Ram Swarup was a crusader for ' Sanathana Dharma ', Hindu culture, Hindu civilization, Hindu society, Hinduism as a whole and above all for things, issues and ideals Hindu in character. He wrote in his Hindu View of Christianity and Islam: If religious tolerance is a value, Christianity as well as Islam lacks it badly. Wherever they have gone, they have carried fire and sword and oppressed and destroyed as far as it lay in their power. They demolished and occupied the temples and shrines of others. Any tolerance shown was an exception, intolerance was the rule. Ram Swarup clearly concluded that the destructive record of Islam and Christianity through the ages has been outdone only by communism. Likewise, he rejected the philosophy of ' Sarva Dharma Sambhava ' of Mahatma Gandhi on the ground that the tolerant polytheistic Hinduism can never be equated with brutal monotheistic religions like Islam and Christianity.
Under the 'Islam-embracing, Christianity-coveting, Hindu-hating, caste-Quota-loving' UPA government in New Delhi, Hinduism has become a dirty word and Hindus are being made to disown their identities. Smaller identities and narrower loyalties, once an integral part of a larger Hindu milieu, are being mischievously thrown to the forefront by planned anti-social and anti-national policies. Castes and creeds are becoming more prominent at the highest levels of governance. Such dangerous forces have acquired their own momentum, power, justification and vested interests. Their game is obvious; it is to confuse the nation's counsel, to weaken its will, to create a soft society so that its parts can be picked up one by one and the nation dismembered and destroyed to the total pseudo-secular satisfaction of all tall leaders in New Delhi!
Renascent Hinduism will have to contend with these forces. It will have to overcome the forces of self-denigration, self-alienation and even self-destruction.
I would like to pay my tribute to Ram Swarup in his own words in which he gives a clear and clairvoyant message to all of us: Those who are against India are even more opposed to Hinduism, a name for India at its deepest and most cultural and spiritual; Hinduism embodies India's civilisational dimension and gives it cohesion, integrity, continuity and unity. They know that before they can subvert India, they must subvert Hinduism, that the country's Balkanisation is not possible without prior fragmentation of the Hindu society. Hence, the tenacious attack on Hinduism, their need to unleash caste politics. The game-plan allows the talents of corporate caste giants like V P Singhs, Chandrasekars, Lalu and Mulayam Singh Yadavs, full scope. It allows the Naxalites, the Marxists, Macaulayites to make their full contribution; it allows Pakistan, petro-dollars, evangelists, liberation theologians and several other unnamed agencies to play a crucial role not always hidden.

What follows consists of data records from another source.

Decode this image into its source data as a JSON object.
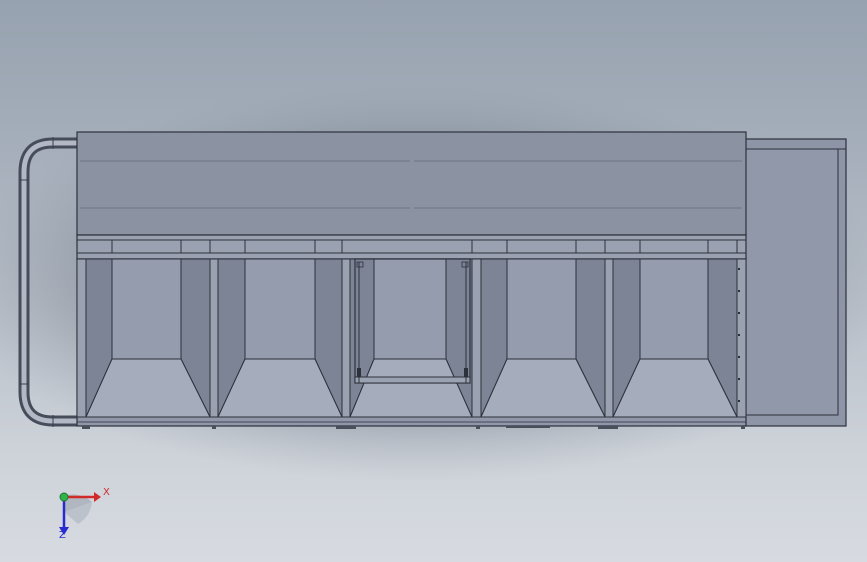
{
  "viewport": {
    "background_top": "#97a2b0",
    "background_bottom": "#d7dbe1"
  },
  "model": {
    "body_color": "#8f97a8",
    "top_panel_color": "#8b93a3",
    "edge_color": "#2d313c",
    "cabinet_count": 5
  },
  "triad": {
    "x_label": "X",
    "z_label": "Z",
    "x_color": "#d12a2a",
    "y_color": "#2fb34a",
    "z_color": "#2a2ad1"
  }
}
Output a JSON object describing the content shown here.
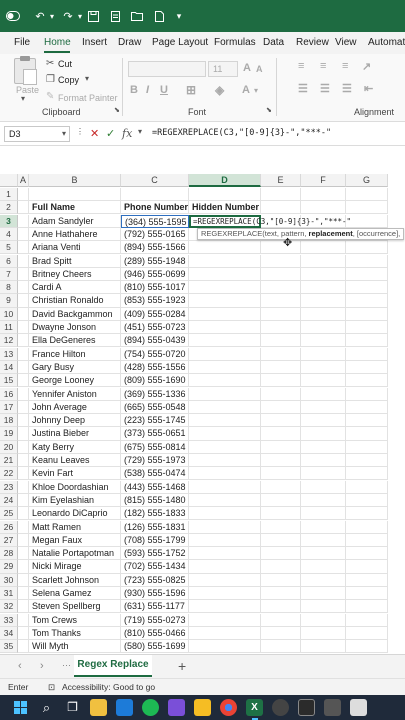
{
  "formula_bar": {
    "cell_ref": "D3",
    "formula": "=REGEXREPLACE(C3,\"[0-9]{3}-\",\"***-\""
  },
  "menu": [
    "File",
    "Home",
    "Insert",
    "Draw",
    "Page Layout",
    "Formulas",
    "Data",
    "Review",
    "View",
    "Automate"
  ],
  "ribbon": {
    "paste": "Paste",
    "cut": "Cut",
    "copy": "Copy",
    "format_painter": "Format Painter",
    "clipboard": "Clipboard",
    "font": "Font",
    "alignment": "Alignment",
    "font_size": "11"
  },
  "columns": [
    "A",
    "B",
    "C",
    "D",
    "E",
    "F",
    "G"
  ],
  "headers": {
    "name": "Full Name",
    "phone": "Phone Number",
    "hidden": "Hidden Number"
  },
  "active_cell": {
    "formula": "=REGEXREPLACE(C3,\"[0-9]{3}-\",\"***-\""
  },
  "tooltip": {
    "fn": "REGEXREPLACE(text, pattern, ",
    "bold": "replacement",
    "rest": ", [occurrence], "
  },
  "rows": [
    {
      "n": "1",
      "name": "",
      "phone": ""
    },
    {
      "n": "2",
      "name": "Full Name",
      "phone": "Phone Number"
    },
    {
      "n": "3",
      "name": "Adam Sandyler",
      "phone": "(364) 555-1595"
    },
    {
      "n": "4",
      "name": "Anne Hathahere",
      "phone": "(792) 555-0165"
    },
    {
      "n": "5",
      "name": "Ariana Venti",
      "phone": "(894) 555-1566"
    },
    {
      "n": "6",
      "name": "Brad Spitt",
      "phone": "(289) 555-1948"
    },
    {
      "n": "7",
      "name": "Britney Cheers",
      "phone": "(946) 555-0699"
    },
    {
      "n": "8",
      "name": "Cardi A",
      "phone": "(810) 555-1017"
    },
    {
      "n": "9",
      "name": "Christian Ronaldo",
      "phone": "(853) 555-1923"
    },
    {
      "n": "10",
      "name": "David Backgammon",
      "phone": "(409) 555-0284"
    },
    {
      "n": "11",
      "name": "Dwayne Jonson",
      "phone": "(451) 555-0723"
    },
    {
      "n": "12",
      "name": "Ella DeGeneres",
      "phone": "(894) 555-0439"
    },
    {
      "n": "13",
      "name": "France Hilton",
      "phone": "(754) 555-0720"
    },
    {
      "n": "14",
      "name": "Gary Busy",
      "phone": "(428) 555-1556"
    },
    {
      "n": "15",
      "name": "George Looney",
      "phone": "(809) 555-1690"
    },
    {
      "n": "16",
      "name": "Yennifer Aniston",
      "phone": "(369) 555-1336"
    },
    {
      "n": "17",
      "name": "John Average",
      "phone": "(665) 555-0548"
    },
    {
      "n": "18",
      "name": "Johnny Deep",
      "phone": "(223) 555-1745"
    },
    {
      "n": "19",
      "name": "Justina Bieber",
      "phone": "(373) 555-0651"
    },
    {
      "n": "20",
      "name": "Katy Berry",
      "phone": "(675) 555-0814"
    },
    {
      "n": "21",
      "name": "Keanu Leaves",
      "phone": "(729) 555-1973"
    },
    {
      "n": "22",
      "name": "Kevin Fart",
      "phone": "(538) 555-0474"
    },
    {
      "n": "23",
      "name": "Khloe Doordashian",
      "phone": "(443) 555-1468"
    },
    {
      "n": "24",
      "name": "Kim Eyelashian",
      "phone": "(815) 555-1480"
    },
    {
      "n": "25",
      "name": "Leonardo DiCaprio",
      "phone": "(182) 555-1833"
    },
    {
      "n": "26",
      "name": "Matt Ramen",
      "phone": "(126) 555-1831"
    },
    {
      "n": "27",
      "name": "Megan Faux",
      "phone": "(708) 555-1799"
    },
    {
      "n": "28",
      "name": "Natalie Portapotman",
      "phone": "(593) 555-1752"
    },
    {
      "n": "29",
      "name": "Nicki Mirage",
      "phone": "(702) 555-1434"
    },
    {
      "n": "30",
      "name": "Scarlett Johnson",
      "phone": "(723) 555-0825"
    },
    {
      "n": "31",
      "name": "Selena Gamez",
      "phone": "(930) 555-1596"
    },
    {
      "n": "32",
      "name": "Steven Spellberg",
      "phone": "(631) 555-1177"
    },
    {
      "n": "33",
      "name": "Tom Crews",
      "phone": "(719) 555-0273"
    },
    {
      "n": "34",
      "name": "Tom Thanks",
      "phone": "(810) 555-0466"
    },
    {
      "n": "35",
      "name": "Will Myth",
      "phone": "(580) 555-1699"
    }
  ],
  "sheet_tab": "Regex Replace",
  "status": {
    "mode": "Enter",
    "accessibility": "Accessibility: Good to go"
  }
}
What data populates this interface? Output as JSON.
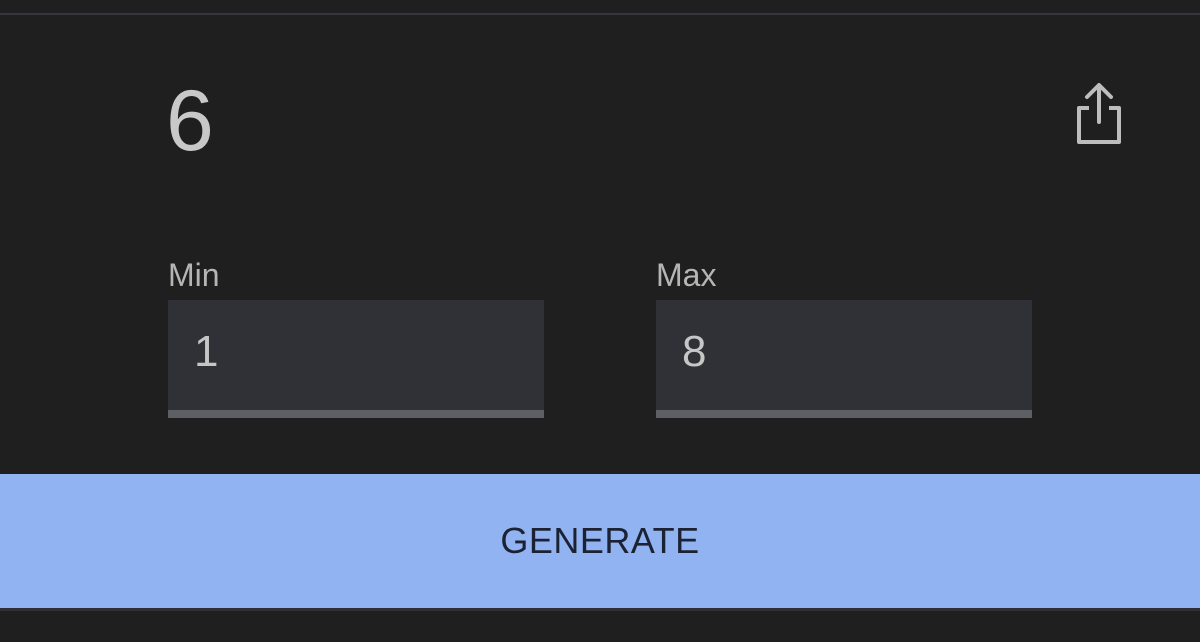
{
  "result": {
    "value": "6"
  },
  "toolbar": {
    "share_icon": "share-icon"
  },
  "inputs": {
    "min": {
      "label": "Min",
      "value": "1"
    },
    "max": {
      "label": "Max",
      "value": "8"
    }
  },
  "actions": {
    "generate_label": "GENERATE"
  },
  "colors": {
    "background": "#1f1f20",
    "field": "#303136",
    "underline": "#5d5f64",
    "button": "#92b3f1",
    "button_text": "#1b2233"
  }
}
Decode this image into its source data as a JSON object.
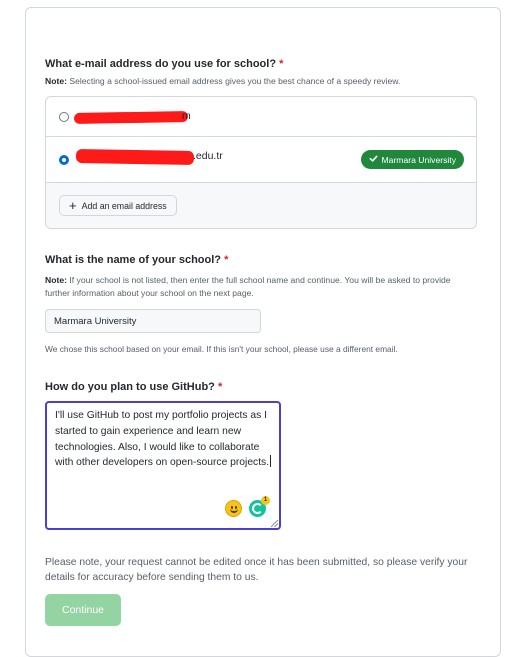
{
  "email_section": {
    "title": "What e-mail address do you use for school?",
    "required_mark": "*",
    "note_label": "Note:",
    "note_text": "Selecting a school-issued email address gives you the best chance of a speedy review.",
    "emails": [
      {
        "visible_text": "m",
        "selected": false
      },
      {
        "visible_text": ".edu.tr",
        "selected": true,
        "badge": "Marmara University"
      }
    ],
    "add_button_label": "Add an email address"
  },
  "school_section": {
    "title": "What is the name of your school?",
    "required_mark": "*",
    "note_label": "Note:",
    "note_text": "If your school is not listed, then enter the full school name and continue. You will be asked to provide further information about your school on the next page.",
    "school_value": "Marmara University",
    "helper_text": "We chose this school based on your email. If this isn't your school, please use a different email."
  },
  "usage_section": {
    "title": "How do you plan to use GitHub?",
    "required_mark": "*",
    "text_value": "I'll use GitHub to post my portfolio projects as I started to gain experience and learn new technologies. Also, I would like to collaborate with other developers on open-source projects.",
    "grammarly_count": "1"
  },
  "footer": {
    "note": "Please note, your request cannot be edited once it has been submitted, so please verify your details for accuracy before sending them to us.",
    "continue_label": "Continue"
  },
  "colors": {
    "accent_blue": "#0969da",
    "success_green": "#1f883d",
    "continue_disabled": "#94d3a2",
    "required_red": "#cf222e",
    "textarea_focus": "#4b3fcf"
  }
}
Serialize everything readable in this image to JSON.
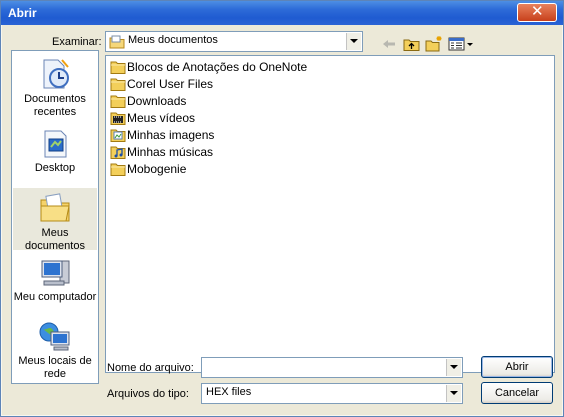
{
  "window": {
    "title": "Abrir",
    "close_glyph": "✕"
  },
  "lookin": {
    "label": "Examinar:",
    "value": "Meus documentos"
  },
  "places": [
    {
      "label": "Documentos recentes",
      "icon": "recent-documents-icon"
    },
    {
      "label": "Desktop",
      "icon": "desktop-icon"
    },
    {
      "label": "Meus documentos",
      "icon": "my-documents-icon",
      "selected": true
    },
    {
      "label": "Meu computador",
      "icon": "my-computer-icon"
    },
    {
      "label": "Meus locais de rede",
      "icon": "network-places-icon"
    }
  ],
  "files": [
    {
      "name": "Blocos de Anotações do OneNote",
      "icon": "folder-icon"
    },
    {
      "name": "Corel User Files",
      "icon": "folder-icon"
    },
    {
      "name": "Downloads",
      "icon": "folder-icon"
    },
    {
      "name": "Meus vídeos",
      "icon": "video-folder-icon"
    },
    {
      "name": "Minhas imagens",
      "icon": "pictures-folder-icon"
    },
    {
      "name": "Minhas músicas",
      "icon": "music-folder-icon"
    },
    {
      "name": "Mobogenie",
      "icon": "folder-icon"
    }
  ],
  "filename": {
    "label": "Nome do arquivo:",
    "value": ""
  },
  "filetype": {
    "label": "Arquivos do tipo:",
    "value": "HEX files"
  },
  "buttons": {
    "open": "Abrir",
    "cancel": "Cancelar"
  },
  "colors": {
    "titlebar": "#2d6bd8",
    "selection": "#e9e8dc",
    "border": "#7f9db9"
  }
}
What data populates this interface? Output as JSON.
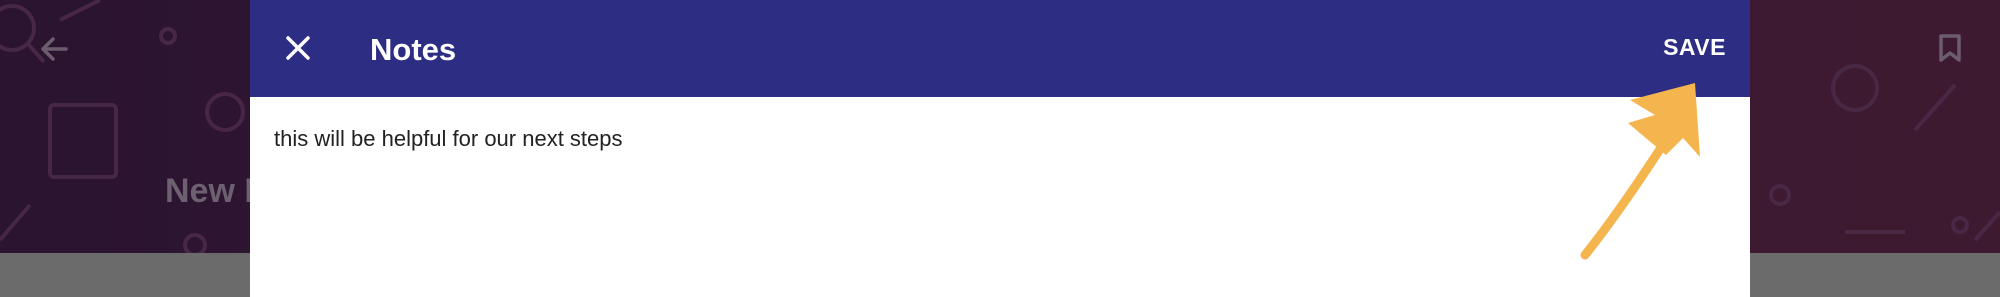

Are we going to be wise enough, brave enough and united enough to imbibe the letter and spirit of this message and act upon it immediately? This is the question of questions today.